I took this photo in May 2006 on a cruise of the Galapagos Islands — from the summit of Bartolome Island looking toward Santiago (James) Island. Most of what you see in the background is Santiago. The sailing ship at anchor is not the Beagle, of course. It is a cruise schooner — looking very much as the Beagle probably did in September-October 1835 when Capt. FitzRoy and his crew, including Charles Darwin, did their topographic, geological and biological survey of these islands. This is also the vantage point from which the ship’s doctor (a Darwin-like character) in the 2003 film “Master and Commander: The Far Side of the World” discovered the French frigate Acheron flying a massive Tricolor flag.
Notice the spire of rock at the far end of the crescent beach in the foreground. We snorkeled in this bay, out around and beyond the spire of rock, which plunges abruptly into the deep. There is no coral here; the water is too cold. But the fish are as colorful and species-rich as you would find on most coral reefs. Best of all was being in the water with Green Sea Turtles and both the Galapagos Penguins and the Galapagos Sea Lions. Imagine propelling yourself along under the ocean surface and noticing something big in your peripheral vision. Thinking it is another snorkeler getting too close, you turn to look into the bewhiskered snout of a curious sea lion! Satisfied, it darts ahead like a torpedo with another right alongside.
I also got the worst sunburn of my life on the back of my legs while snorkeling here. I was taking anti-malarial medication for a trip to Africa the next week, and that makes a person unusually susceptible to sunburn. Plus I forgot to put sunscreen there or wear a full-body wetsuit. Bad move! But the memory of those sea lions alongside took some of the sting out of the subsequent sunburn.
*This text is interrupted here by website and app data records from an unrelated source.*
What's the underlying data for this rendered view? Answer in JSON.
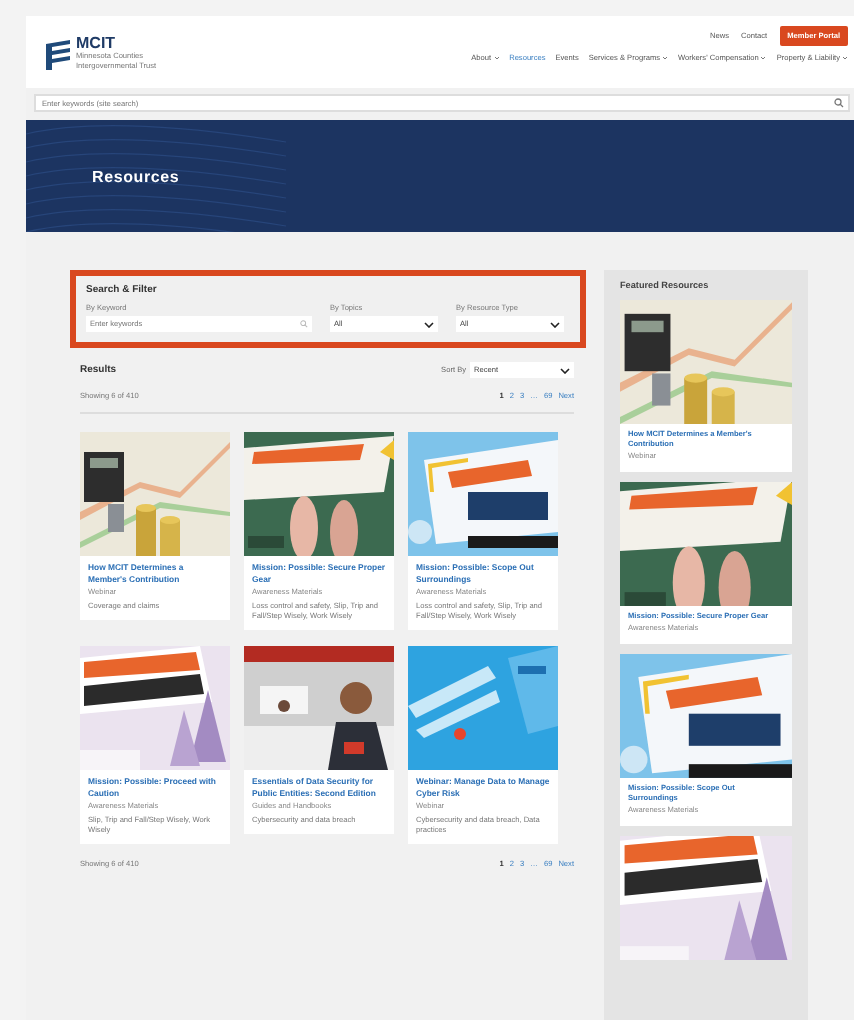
{
  "header": {
    "logo": {
      "name": "MCIT",
      "tagline": "Minnesota Counties Intergovernmental Trust"
    },
    "top_links": [
      "News",
      "Contact"
    ],
    "member_button": "Member Portal",
    "nav": [
      {
        "label": "About",
        "dropdown": true,
        "selected": false
      },
      {
        "label": "Resources",
        "dropdown": false,
        "selected": true
      },
      {
        "label": "Events",
        "dropdown": false,
        "selected": false
      },
      {
        "label": "Services & Programs",
        "dropdown": true,
        "selected": false
      },
      {
        "label": "Workers' Compensation",
        "dropdown": true,
        "selected": false
      },
      {
        "label": "Property & Liability",
        "dropdown": true,
        "selected": false
      }
    ]
  },
  "site_search": {
    "placeholder": "Enter keywords (site search)"
  },
  "banner": {
    "title": "Resources"
  },
  "filter": {
    "highlighted": true,
    "title": "Search & Filter",
    "keyword": {
      "label": "By Keyword",
      "placeholder": "Enter keywords"
    },
    "topics": {
      "label": "By Topics",
      "value": "All"
    },
    "resource_type": {
      "label": "By Resource Type",
      "value": "All"
    }
  },
  "results": {
    "title": "Results",
    "sort_label": "Sort By",
    "sort_value": "Recent",
    "count": "Showing 6 of 410",
    "pages": [
      {
        "label": "1",
        "selected": true
      },
      {
        "label": "2",
        "selected": false
      },
      {
        "label": "3",
        "selected": false
      },
      {
        "label": "…",
        "selected": false
      },
      {
        "label": "69",
        "selected": false
      },
      {
        "label": "Next",
        "selected": false
      }
    ],
    "cards": [
      {
        "title": "How MCIT Determines a Member's Contribution",
        "type": "Webinar",
        "tags": "Coverage and claims"
      },
      {
        "title": "Mission: Possible: Secure Proper Gear",
        "type": "Awareness Materials",
        "tags": "Loss control and safety, Slip, Trip and Fall/Step Wisely, Work Wisely"
      },
      {
        "title": "Mission: Possible: Scope Out Surroundings",
        "type": "Awareness Materials",
        "tags": "Loss control and safety, Slip, Trip and Fall/Step Wisely, Work Wisely"
      },
      {
        "title": "Mission: Possible: Proceed with Caution",
        "type": "Awareness Materials",
        "tags": "Slip, Trip and Fall/Step Wisely, Work Wisely"
      },
      {
        "title": "Essentials of Data Security for Public Entities: Second Edition",
        "type": "Guides and Handbooks",
        "tags": "Cybersecurity and data breach"
      },
      {
        "title": "Webinar: Manage Data to Manage Cyber Risk",
        "type": "Webinar",
        "tags": "Cybersecurity and data breach, Data practices"
      }
    ],
    "bottom_count": "Showing 6 of 410",
    "bottom_pages": [
      {
        "label": "1",
        "selected": true
      },
      {
        "label": "2",
        "selected": false
      },
      {
        "label": "3",
        "selected": false
      },
      {
        "label": "…",
        "selected": false
      },
      {
        "label": "69",
        "selected": false
      },
      {
        "label": "Next",
        "selected": false
      }
    ]
  },
  "featured": {
    "title": "Featured Resources",
    "items": [
      {
        "kind": "card",
        "title": "How MCIT Determines a Member's Contribution",
        "type": "Webinar"
      },
      {
        "kind": "card",
        "title": "Mission: Possible: Secure Proper Gear",
        "type": "Awareness Materials"
      },
      {
        "kind": "card",
        "title": "Mission: Possible: Scope Out Surroundings",
        "type": "Awareness Materials"
      },
      {
        "kind": "picture"
      }
    ]
  }
}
The photo and this text is subject to Copyright 2008 by Chris Dunford. The photo may not be not be copied or used in any way without written permission from Chris Dunford. This text may be quoted in part or in full only with attribution to Chris Dunford (www.darwinwatch.wordpress.com)